Where the records below show the word "subtitle" in a line, please copy that line.

Dataset rows for apps and sites

Content starts

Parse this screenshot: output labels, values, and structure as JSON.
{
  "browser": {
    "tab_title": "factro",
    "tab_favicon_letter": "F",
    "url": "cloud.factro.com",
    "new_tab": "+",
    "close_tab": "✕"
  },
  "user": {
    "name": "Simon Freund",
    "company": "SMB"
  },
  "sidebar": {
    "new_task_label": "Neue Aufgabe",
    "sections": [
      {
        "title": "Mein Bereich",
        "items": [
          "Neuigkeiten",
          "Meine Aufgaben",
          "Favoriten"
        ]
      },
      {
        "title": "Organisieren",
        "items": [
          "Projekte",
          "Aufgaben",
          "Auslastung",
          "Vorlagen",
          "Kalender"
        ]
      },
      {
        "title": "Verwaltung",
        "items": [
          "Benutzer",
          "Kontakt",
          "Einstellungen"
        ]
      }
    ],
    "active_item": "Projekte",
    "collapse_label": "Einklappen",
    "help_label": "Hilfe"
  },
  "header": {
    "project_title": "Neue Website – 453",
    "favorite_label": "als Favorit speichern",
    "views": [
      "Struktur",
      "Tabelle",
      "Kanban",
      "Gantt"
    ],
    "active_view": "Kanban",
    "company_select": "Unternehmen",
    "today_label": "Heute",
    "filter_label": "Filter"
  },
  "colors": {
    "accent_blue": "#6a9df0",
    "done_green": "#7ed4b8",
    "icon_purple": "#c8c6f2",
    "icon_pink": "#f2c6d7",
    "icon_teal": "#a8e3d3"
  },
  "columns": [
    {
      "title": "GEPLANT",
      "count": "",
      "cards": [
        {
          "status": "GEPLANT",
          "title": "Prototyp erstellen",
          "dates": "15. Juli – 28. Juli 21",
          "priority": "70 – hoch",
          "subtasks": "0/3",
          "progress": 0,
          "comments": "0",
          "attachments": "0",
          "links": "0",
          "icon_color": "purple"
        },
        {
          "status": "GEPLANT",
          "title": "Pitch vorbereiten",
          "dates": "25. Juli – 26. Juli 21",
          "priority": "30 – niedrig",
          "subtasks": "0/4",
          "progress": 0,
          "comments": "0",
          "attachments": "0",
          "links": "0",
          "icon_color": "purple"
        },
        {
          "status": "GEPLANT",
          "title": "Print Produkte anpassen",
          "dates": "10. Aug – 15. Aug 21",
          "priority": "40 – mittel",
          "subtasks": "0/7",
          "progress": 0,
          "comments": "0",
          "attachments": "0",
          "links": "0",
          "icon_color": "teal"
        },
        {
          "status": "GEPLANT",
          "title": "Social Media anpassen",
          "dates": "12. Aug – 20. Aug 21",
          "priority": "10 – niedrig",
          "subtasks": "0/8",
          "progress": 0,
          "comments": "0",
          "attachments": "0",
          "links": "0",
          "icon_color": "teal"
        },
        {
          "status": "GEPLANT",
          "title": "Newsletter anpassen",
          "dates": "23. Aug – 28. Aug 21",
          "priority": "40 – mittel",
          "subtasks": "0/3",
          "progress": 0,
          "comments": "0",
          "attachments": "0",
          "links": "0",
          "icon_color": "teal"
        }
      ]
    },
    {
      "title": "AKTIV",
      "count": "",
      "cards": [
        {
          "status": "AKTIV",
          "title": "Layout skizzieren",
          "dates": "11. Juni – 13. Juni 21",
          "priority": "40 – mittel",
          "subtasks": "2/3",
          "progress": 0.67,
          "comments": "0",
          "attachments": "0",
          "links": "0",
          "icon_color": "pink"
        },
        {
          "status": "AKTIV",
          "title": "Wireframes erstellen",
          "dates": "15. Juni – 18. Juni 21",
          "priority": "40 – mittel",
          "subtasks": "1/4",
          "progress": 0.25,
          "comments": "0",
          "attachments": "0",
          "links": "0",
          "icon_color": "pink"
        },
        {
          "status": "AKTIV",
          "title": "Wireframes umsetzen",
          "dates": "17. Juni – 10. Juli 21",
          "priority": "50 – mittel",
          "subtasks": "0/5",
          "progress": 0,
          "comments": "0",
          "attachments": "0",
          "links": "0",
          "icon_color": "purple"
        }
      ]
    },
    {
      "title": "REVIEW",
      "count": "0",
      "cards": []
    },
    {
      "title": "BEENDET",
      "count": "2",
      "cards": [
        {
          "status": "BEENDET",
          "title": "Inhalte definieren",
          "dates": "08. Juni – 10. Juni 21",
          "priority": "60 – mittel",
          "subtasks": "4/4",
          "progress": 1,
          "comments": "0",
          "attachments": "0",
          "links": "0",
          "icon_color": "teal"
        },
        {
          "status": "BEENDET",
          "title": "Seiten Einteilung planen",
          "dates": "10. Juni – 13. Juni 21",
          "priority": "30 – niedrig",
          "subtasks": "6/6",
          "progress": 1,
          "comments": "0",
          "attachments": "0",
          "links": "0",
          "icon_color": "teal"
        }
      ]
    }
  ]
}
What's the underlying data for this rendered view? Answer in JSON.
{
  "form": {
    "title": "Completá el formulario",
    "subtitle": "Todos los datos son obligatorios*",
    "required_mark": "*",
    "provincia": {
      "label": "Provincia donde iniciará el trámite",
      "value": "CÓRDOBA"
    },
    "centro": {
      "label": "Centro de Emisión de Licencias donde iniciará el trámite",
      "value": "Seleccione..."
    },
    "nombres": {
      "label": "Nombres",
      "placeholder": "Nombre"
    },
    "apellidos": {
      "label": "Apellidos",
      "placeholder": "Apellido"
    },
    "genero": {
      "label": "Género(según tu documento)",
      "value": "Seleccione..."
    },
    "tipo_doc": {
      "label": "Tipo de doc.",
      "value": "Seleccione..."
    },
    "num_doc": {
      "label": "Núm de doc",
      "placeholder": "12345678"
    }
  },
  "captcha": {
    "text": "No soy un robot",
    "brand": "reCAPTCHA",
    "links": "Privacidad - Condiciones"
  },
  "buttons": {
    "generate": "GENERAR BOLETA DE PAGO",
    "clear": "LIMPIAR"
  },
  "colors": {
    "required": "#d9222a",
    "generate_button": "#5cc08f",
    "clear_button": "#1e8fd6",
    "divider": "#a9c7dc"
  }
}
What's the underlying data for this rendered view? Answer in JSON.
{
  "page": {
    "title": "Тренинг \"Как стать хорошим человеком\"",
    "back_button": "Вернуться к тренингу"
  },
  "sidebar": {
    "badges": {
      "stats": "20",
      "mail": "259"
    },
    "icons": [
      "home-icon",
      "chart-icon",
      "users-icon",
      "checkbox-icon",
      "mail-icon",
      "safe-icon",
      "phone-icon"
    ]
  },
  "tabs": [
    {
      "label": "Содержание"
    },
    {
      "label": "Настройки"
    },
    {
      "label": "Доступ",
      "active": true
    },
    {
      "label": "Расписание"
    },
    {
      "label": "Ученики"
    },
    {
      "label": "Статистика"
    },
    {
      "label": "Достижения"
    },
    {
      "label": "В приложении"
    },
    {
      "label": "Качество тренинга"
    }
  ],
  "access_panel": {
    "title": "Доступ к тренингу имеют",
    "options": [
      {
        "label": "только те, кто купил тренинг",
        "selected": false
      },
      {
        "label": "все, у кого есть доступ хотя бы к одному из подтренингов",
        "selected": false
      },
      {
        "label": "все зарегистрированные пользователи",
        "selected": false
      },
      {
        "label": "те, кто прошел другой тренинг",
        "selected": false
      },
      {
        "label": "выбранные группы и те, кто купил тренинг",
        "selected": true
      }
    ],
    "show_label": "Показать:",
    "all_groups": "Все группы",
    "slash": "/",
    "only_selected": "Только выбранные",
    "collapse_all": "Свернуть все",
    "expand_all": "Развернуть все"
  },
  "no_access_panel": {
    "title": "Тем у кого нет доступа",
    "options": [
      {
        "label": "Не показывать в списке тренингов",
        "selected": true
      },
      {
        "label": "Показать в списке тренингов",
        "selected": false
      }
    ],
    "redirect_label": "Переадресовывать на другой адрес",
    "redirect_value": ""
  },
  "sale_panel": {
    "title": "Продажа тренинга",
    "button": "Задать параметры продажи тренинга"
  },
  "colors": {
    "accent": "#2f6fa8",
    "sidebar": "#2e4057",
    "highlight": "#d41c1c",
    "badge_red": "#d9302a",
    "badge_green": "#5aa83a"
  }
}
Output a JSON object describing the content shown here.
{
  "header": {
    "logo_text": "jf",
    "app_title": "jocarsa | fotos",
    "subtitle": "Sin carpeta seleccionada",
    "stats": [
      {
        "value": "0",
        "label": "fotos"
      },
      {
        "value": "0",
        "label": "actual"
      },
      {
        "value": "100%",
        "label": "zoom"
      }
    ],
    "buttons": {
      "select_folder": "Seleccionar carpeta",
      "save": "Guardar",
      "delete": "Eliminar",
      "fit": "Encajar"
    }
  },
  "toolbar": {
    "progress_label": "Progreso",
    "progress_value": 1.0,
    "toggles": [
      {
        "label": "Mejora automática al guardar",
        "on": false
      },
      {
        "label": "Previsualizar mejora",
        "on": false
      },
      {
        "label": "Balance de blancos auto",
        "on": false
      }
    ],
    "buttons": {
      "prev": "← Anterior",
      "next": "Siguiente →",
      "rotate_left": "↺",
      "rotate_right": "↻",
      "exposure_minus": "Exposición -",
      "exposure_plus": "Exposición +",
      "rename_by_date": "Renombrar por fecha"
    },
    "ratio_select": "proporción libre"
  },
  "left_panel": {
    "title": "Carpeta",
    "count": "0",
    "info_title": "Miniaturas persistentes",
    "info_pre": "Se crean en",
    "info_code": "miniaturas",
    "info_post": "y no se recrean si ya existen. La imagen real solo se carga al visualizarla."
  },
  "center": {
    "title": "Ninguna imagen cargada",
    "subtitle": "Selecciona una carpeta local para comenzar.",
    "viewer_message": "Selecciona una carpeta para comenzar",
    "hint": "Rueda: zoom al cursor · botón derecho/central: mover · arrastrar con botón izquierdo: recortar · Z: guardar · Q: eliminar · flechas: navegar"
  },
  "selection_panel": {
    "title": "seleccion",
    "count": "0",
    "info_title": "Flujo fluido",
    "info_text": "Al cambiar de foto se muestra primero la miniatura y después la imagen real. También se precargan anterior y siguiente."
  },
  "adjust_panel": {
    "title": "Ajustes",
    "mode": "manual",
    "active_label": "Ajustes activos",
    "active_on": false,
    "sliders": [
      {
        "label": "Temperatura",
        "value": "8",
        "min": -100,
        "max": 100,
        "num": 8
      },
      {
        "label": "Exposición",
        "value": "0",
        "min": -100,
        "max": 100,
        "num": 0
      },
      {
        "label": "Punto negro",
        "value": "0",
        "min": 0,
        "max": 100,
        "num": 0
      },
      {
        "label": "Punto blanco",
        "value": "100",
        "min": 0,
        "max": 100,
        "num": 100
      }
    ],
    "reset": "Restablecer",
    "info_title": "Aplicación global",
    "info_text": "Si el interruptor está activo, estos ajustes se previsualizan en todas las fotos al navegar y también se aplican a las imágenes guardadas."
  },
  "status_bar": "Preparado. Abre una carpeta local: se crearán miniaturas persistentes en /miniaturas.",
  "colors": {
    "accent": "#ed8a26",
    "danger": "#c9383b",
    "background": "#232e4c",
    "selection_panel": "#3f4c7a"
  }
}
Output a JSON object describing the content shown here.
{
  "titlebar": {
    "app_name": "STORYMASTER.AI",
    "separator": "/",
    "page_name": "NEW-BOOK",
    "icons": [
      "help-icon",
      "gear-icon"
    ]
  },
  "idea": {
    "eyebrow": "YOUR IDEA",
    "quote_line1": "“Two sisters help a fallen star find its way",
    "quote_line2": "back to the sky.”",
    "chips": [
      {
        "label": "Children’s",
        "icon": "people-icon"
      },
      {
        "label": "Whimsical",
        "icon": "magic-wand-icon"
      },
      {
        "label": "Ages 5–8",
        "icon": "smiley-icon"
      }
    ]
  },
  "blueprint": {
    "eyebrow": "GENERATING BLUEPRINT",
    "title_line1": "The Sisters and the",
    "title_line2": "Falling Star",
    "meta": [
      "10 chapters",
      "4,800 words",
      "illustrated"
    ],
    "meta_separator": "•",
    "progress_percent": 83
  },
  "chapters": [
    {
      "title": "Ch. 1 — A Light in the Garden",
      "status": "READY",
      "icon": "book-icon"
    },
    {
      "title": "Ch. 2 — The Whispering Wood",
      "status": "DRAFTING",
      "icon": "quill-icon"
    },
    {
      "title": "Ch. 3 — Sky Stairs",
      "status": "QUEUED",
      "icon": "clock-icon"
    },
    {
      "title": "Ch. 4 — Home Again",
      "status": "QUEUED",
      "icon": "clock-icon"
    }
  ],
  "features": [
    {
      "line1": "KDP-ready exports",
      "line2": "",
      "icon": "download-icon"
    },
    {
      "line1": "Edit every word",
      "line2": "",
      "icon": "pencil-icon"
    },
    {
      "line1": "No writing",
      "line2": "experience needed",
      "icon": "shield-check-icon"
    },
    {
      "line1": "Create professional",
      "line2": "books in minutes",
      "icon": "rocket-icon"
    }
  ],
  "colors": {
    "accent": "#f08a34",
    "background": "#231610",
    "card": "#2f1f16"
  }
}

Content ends

**Solution to the exercise**:
    "subtitle": "Todos los datos son obligatorios*",
    "subtitle": "Sin carpeta seleccionada",
    "subtitle": "Selecciona una carpeta local para comenzar.",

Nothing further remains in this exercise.